ASI’s program can help promote and support:
- global action on greenhouse gas/climate change.
- improved mining practices, particularly in a rapidly evolving bauxite mining sector
- improve waste management in alumina refining and aluminum smelting
- business’ responsibility to respect human rights.
Why should companies meet voluntary standards and aspire to certification?
Certification is good for social and environmental reasons, and therefore makes good commercial sense.
The ISEAL Alliance, recently looked into why companies were choosing certification as a way to meet their sustainable sourcing goals and what the business benefits are for those that do (find more info here). They interviewed businesses (retailers, manufacturers, traders and others) on what they saw as the value of working with credible sustainability standards or certification systems.
Some of the benefits included:
- Market differentiation and increased sales.
- Making complex supply chains more understandable, simplifying what is asked of suppliers by using agreed standards and generating better relations with producers.
- Mitigating risk. Rigorous auditing, transparency of origin, and outsourcing assurance of responsible practices to local experts helped companies mitigate risks of sourcing from complex supply chains.
- Ensuring sustainable supply for the whole industry, strengthening the reputation and ensuring a sustainable future for the whole sector.
- Meeting consumer expectations. By communicating compliance with sustainability standards, companies said they were increasing consumer awareness of sustainable sourcing and creating market differentiation for their products.
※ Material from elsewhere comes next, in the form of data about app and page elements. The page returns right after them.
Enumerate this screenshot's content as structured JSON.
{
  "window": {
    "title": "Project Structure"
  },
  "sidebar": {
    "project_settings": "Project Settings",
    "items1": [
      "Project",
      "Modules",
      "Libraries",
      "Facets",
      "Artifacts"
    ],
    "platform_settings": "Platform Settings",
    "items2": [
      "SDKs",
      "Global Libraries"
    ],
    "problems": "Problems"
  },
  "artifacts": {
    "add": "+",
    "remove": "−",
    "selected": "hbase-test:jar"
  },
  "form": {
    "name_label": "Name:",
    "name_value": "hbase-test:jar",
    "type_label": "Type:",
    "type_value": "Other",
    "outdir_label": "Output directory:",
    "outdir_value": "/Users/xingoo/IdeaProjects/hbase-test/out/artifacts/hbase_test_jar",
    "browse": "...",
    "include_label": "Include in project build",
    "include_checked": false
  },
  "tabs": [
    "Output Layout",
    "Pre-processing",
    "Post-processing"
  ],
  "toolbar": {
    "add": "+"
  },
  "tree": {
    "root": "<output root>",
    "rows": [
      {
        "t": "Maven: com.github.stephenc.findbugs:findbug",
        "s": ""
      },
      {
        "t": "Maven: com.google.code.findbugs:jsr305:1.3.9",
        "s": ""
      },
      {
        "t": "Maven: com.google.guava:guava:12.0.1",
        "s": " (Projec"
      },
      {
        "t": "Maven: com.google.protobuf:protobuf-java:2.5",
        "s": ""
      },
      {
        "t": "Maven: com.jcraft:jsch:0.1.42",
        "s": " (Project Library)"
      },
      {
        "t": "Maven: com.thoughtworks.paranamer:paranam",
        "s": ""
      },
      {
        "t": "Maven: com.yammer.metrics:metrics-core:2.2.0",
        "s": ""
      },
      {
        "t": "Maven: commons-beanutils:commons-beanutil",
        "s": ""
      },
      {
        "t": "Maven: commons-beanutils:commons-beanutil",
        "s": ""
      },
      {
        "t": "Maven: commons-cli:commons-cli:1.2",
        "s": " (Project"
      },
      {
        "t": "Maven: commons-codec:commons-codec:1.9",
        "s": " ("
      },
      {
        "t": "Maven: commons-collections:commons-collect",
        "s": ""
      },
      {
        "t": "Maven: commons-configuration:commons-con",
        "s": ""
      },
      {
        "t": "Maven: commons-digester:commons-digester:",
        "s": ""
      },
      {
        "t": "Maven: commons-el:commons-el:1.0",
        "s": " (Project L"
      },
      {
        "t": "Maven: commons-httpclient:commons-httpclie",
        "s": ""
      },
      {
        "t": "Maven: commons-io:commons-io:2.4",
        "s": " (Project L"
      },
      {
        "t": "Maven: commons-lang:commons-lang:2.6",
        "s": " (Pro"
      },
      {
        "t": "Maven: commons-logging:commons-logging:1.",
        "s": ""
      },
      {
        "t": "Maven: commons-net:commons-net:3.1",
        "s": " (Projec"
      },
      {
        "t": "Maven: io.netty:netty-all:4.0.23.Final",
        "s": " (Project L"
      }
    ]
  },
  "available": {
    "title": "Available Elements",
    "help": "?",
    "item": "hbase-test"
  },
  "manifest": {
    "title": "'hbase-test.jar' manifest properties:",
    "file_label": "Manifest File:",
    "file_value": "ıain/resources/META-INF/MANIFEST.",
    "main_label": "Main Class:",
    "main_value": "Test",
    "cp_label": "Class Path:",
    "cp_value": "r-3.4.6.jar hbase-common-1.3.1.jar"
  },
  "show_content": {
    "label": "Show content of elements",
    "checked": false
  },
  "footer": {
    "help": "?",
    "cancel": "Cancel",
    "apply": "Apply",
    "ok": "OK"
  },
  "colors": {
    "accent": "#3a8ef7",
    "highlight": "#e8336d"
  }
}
- Reflecting a company’s values and heritage. As well as aligning companies’ goals with their values and maintaining trust, certification also provided a way to engage more deeply with employees.
What are the benefits to members?
Through ASI membership, members can contribute to the development of a credible program for responsible production and the sustainability related claims of their products.
They can ensure their perspectives are taken into account during the development stage and engage in a constructive dialogue with a wide range of aluminium stakeholders.
In addition, by enhancing the reputation of aluminium as a metal, it in turn enhances the reputation of products. By being recognised as a proactive leader, companies can also leverage sustainability performance in the market.